The results are in: How five types of diversity performed in Australia’s top 300 boardrooms
The findings of the latest Board Diversity Index are in, providing a snapshot of Australia’s top 300 boardrooms in 2022.
And while some types of diversity continue to improve (more women are moving into director roles - 667 in 2022 compared to 633 last year), others are stagnating (90% of directors continue to be from an Anglo-Celtic background, despite Australia’s growing multiculturalism).
Released today by Governance Institute of Australia and Watermark Search International, the 2022 Board Diversity Index is a comprehensive investigation of the ASX 300 examining five types of diversity: gender, cultural background, skills/experience, age, and tenure & independence.
The eighth in the series, and the only report in Australia to examine five types of diversity, this year’s Index found:
While more women are moving into director roles, just 19% of female directors hold 48% of female-occupied seats, reversing the gains of last year when 29% of women directors held about 51% of female-occupied board seats
Cultural diversity is stagnating: 90% of directors are from Anglo-Celtic backgrounds (same as last year)
Directors are getting older: The number of those over 70 years has increased from 16% to 22%
There is a higher proportion of women directors with additional qualifications: PhDs, governance qualifications and master's degrees in particular
Tenure is changing: This year for the first time there are female directors with 15+ years tenure.
Governance Institute of Australia Chair Pauline Vamos said the mixed findings from this year’s Board Diversity Index send a clear message to those in the upper echelons of power – in both the boardroom and government – that diversity needs to stay firmly on the agenda or it is at risk of stalling.
‘Diversity is not just a “nice to have” or a simple box ticking exercise,’ Ms Vamos said.
‘Creating a fair and even playing field – across all types of diversity – is an ongoing challenge that needs to be proactively managed from the top down, whether at government or boardroom level.
‘We hope the incoming federal government takes heed of the findings from this latest Index and puts diversity action firmly on their agenda.’
More women on boards is one of the key improvements that continue to be made on gender diversity, Watermark Search International Managing Partner David Evans said. However, the Board Diversity Index highlights cultural diversity as an area in need of some serious attention.

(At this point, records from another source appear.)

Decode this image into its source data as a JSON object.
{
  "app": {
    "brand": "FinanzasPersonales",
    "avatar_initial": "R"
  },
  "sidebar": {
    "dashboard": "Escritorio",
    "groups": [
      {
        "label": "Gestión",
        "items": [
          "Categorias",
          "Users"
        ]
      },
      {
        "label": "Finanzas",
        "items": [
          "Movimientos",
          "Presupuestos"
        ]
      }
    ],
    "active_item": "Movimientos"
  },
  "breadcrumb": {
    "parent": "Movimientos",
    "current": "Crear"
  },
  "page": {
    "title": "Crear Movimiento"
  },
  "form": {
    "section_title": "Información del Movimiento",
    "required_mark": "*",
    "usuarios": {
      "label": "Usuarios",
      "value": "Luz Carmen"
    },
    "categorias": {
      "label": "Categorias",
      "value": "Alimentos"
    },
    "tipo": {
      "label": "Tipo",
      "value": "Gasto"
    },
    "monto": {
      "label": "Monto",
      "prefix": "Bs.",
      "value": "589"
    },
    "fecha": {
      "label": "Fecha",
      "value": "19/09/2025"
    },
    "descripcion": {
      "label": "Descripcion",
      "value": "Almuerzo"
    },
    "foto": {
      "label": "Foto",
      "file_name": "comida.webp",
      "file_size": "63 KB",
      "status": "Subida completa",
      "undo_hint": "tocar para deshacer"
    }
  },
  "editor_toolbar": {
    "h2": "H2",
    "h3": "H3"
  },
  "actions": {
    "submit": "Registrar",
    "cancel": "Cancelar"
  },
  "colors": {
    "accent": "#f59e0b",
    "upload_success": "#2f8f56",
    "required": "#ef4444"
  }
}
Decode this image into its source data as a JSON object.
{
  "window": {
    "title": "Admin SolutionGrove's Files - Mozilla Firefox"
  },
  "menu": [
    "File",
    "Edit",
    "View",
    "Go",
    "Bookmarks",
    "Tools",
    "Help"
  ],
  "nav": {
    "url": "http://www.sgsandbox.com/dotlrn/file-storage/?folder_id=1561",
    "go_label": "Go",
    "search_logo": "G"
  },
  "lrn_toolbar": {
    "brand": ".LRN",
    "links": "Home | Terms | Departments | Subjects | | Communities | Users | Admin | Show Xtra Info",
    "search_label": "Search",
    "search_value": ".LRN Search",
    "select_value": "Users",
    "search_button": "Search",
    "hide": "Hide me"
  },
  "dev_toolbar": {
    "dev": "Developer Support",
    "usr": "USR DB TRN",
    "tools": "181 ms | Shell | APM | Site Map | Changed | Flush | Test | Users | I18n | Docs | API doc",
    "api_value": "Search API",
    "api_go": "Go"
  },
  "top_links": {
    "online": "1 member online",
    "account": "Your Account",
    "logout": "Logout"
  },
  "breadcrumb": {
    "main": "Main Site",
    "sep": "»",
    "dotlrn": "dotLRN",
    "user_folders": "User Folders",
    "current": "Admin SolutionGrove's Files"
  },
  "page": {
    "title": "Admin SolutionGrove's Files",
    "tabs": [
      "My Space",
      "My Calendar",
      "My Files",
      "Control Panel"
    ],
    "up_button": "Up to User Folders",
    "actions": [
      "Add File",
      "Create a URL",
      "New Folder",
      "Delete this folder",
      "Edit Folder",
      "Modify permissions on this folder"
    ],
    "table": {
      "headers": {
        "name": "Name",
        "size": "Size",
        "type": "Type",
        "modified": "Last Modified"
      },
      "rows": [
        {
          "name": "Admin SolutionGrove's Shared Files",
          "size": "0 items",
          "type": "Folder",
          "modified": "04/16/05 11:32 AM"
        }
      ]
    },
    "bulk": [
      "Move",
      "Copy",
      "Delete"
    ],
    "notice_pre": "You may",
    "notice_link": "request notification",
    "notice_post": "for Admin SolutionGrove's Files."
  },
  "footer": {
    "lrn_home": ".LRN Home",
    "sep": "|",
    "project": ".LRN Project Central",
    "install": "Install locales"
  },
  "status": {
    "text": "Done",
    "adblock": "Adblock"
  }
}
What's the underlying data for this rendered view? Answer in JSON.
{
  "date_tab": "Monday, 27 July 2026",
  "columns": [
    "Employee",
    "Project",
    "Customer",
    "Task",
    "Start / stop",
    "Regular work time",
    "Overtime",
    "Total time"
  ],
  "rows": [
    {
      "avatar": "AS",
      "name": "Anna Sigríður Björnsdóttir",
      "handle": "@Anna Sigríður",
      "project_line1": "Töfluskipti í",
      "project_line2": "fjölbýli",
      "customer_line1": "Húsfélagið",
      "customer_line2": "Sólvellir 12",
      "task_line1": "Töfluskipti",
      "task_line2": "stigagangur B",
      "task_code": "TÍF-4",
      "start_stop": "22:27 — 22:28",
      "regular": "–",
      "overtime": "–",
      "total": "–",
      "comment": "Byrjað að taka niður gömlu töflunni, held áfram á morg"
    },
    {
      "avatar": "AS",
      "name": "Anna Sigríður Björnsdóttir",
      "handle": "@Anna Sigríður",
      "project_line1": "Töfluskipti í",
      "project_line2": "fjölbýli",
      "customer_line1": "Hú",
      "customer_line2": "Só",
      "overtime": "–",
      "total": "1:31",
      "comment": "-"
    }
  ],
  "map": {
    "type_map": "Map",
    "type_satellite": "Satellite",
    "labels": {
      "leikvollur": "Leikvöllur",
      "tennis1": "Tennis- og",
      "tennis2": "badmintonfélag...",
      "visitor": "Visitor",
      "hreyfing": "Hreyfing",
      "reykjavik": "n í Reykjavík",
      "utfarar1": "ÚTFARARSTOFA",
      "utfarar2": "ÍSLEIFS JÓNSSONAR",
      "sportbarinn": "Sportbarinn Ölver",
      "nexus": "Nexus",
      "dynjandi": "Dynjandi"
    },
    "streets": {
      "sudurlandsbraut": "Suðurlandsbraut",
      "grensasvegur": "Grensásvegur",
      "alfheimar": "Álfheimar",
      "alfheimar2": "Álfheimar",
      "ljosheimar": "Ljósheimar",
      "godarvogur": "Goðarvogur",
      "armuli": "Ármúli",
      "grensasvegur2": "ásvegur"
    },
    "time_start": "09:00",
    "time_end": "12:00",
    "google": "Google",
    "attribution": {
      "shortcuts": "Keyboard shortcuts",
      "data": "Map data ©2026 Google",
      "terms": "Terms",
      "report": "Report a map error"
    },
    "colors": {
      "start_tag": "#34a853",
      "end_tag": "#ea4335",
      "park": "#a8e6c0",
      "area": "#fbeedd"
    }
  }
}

‘Our projections show there are likely to be an equal number of men and women on ASX boards by 2030,’ Mr Evans said. ‘Also, the total number of board seats occupied by women has increased by nearly 70% since 2016. And boards with zero or one woman have fallen to 69 this year, compared to 82 last year.
‘This is all great news. However, cultural diversity in the boardroom is currently stagnating with our boards continuing to be dominated by those of Anglo-Celtic and European ethnicity. Given Australia is increasingly multicultural, this is an indicator that our boardrooms are becoming less representative of our communities.’
Mr Evans said boards need to lead change on cultural diversity from the top down.